As you book time with each machine, it is important to consider the etiquette in your lab. Do your labmates appreciate when everyone schedules far in advance? Make sure that you use the system that is in place when you schedule, and this can help improve communication with your labmates.
Daily planning. Take some time at the end of each day to think about what you need to accomplish the following day. If you do this, you can plan to interlace several experiments in one day which can help you make the most of your time. Use your lab timer which has 4 different settings if you do this. Use time at the end of the day to also prepare buffers and reagents and prep for the next day’s experiments. Having these items ready can give you a more productive start each day.
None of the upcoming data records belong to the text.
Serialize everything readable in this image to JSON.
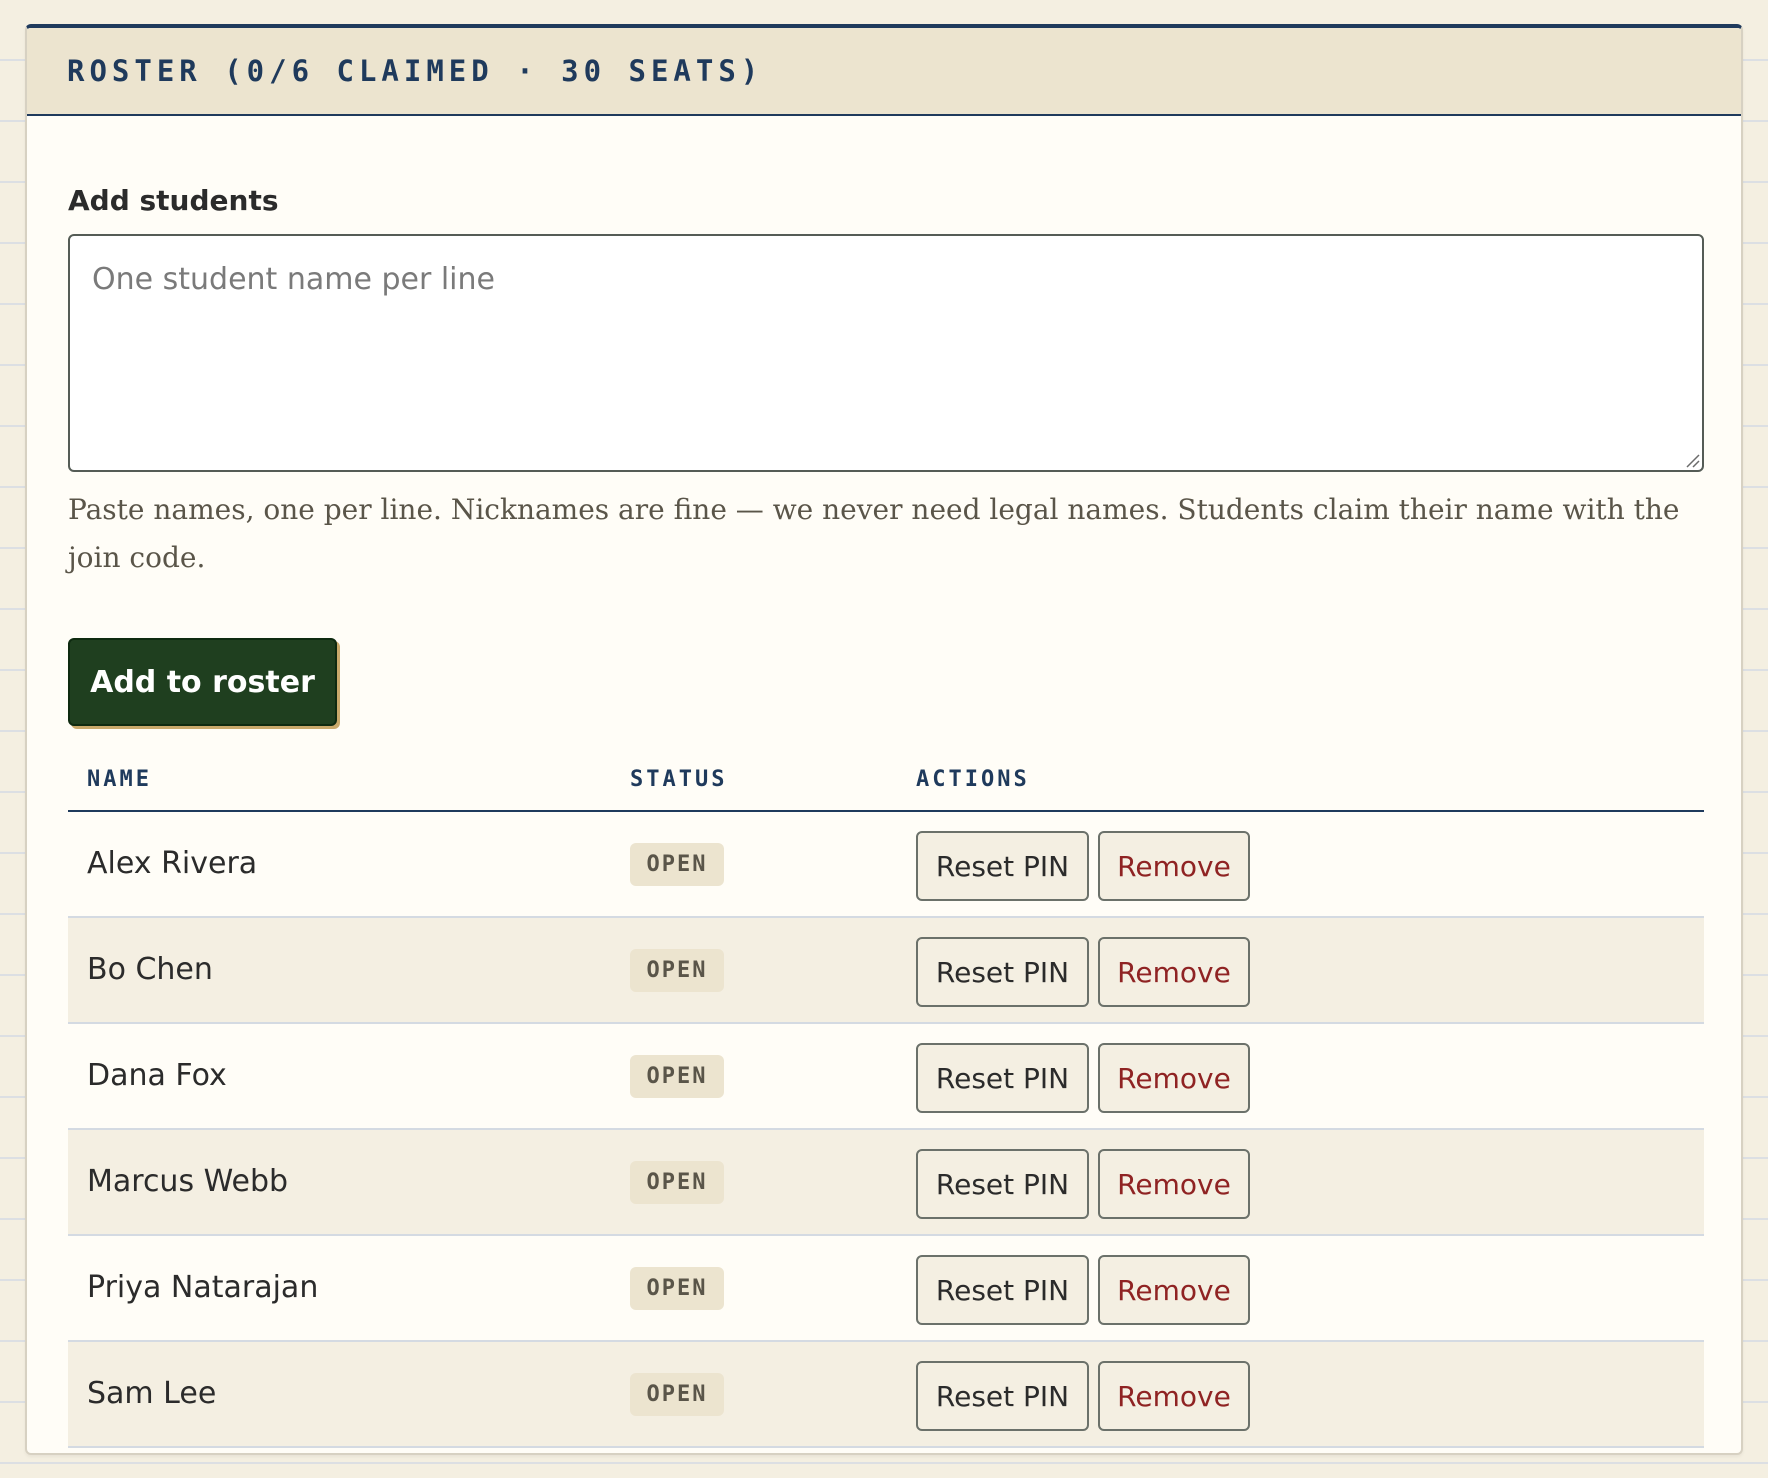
{
  "roster": {
    "title": "ROSTER (0/6 CLAIMED · 30 SEATS)",
    "add_label": "Add students",
    "textarea_placeholder": "One student name per line",
    "textarea_value": "",
    "help_text": "Paste names, one per line. Nicknames are fine — we never need legal names. Students claim their name with the join code.",
    "add_button_label": "Add to roster"
  },
  "table": {
    "headers": {
      "name": "NAME",
      "status": "STATUS",
      "actions": "ACTIONS"
    },
    "rows": [
      {
        "name": "Alex Rivera",
        "status": "OPEN",
        "reset_label": "Reset PIN",
        "remove_label": "Remove"
      },
      {
        "name": "Bo Chen",
        "status": "OPEN",
        "reset_label": "Reset PIN",
        "remove_label": "Remove"
      },
      {
        "name": "Dana Fox",
        "status": "OPEN",
        "reset_label": "Reset PIN",
        "remove_label": "Remove"
      },
      {
        "name": "Marcus Webb",
        "status": "OPEN",
        "reset_label": "Reset PIN",
        "remove_label": "Remove"
      },
      {
        "name": "Priya Natarajan",
        "status": "OPEN",
        "reset_label": "Reset PIN",
        "remove_label": "Remove"
      },
      {
        "name": "Sam Lee",
        "status": "OPEN",
        "reset_label": "Reset PIN",
        "remove_label": "Remove"
      }
    ]
  },
  "colors": {
    "accent_navy": "#1f3a5c",
    "primary_green": "#1f3f1f",
    "danger_red": "#8f2323",
    "paper": "#fffdf7"
  }
}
2. Do some of your work when the lab is less crowded
There will certainly be days that you will need to be in the lab at the same time as many others. However, if you are able to arrange your schedule so that on some days you can spend time in the lab when there are fewer people, it may be worth doing. The early morning, evening, or even the weekends may hold the most opportunity for this, although you want to make sure that you keep some free time for yourself.
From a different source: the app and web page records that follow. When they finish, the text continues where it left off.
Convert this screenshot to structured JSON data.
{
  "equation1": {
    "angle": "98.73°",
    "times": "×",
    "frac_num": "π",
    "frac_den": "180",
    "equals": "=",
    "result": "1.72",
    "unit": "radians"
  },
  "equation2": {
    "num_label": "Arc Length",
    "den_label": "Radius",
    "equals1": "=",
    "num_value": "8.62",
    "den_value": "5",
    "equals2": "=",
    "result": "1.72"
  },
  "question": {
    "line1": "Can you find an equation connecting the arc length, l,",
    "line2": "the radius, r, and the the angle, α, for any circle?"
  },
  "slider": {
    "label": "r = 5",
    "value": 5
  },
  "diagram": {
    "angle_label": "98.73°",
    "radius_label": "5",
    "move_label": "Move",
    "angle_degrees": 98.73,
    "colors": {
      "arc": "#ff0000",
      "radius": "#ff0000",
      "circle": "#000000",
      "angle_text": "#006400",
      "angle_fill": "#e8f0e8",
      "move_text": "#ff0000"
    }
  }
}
3. Listen to music or podcasts
Listening to music or podcasts while you work on your research in the lab has multiple benefits. In addition to enjoying the entertainment or educational content, you may find that you are also able to focus more easily by determining your own background noise. Also, having headphones or earbuds will likely keep you from being drawn into random conversations or tasks.
If you’re in need of good podcasts, you can probably find one in your field like this one about neuroscience: On Your Mind.
4. Be intentional about taking breaks
Attempting to work 8 – 12 hours without giving yourself a break eventually wears on a person. In fact, research shows that overworking can actually lessen productivity and have negative effects on people. Therefore, it is important that you allot yourself time for breaks during the workday so that you can clear your mind.
Many experiments have long steps where you have to wait. You could plan to schedule a break during one of these periods. Also, the breaks will probably be more effective if you leave the lab when you take them. Take lunch, or go for a walk. Whatever you do on your break, make sure that you give yourself that time to step away from the lab so that you can come back refreshed.
Instead of trying to implement all of the suggestions at once in this article and risk getting overwhelmed, you will probably have more success if you choose one suggestion that you would like to incorporate, and start there. For instance, is there an opportunity for you to begin scheduling your experiments, machines, and days more thoughtfully? Do you think downloading a few podcasts or music to listen to might help you focus in the lab? Or, maybe you’re one of the many people that would benefit significantly from beginning to incorporate more breaks into your workdays.
Making good use of your time will not only allow you to begin adding new responsibilities like teaching as they arise; it will also enable you to claim back some of your time for yourself.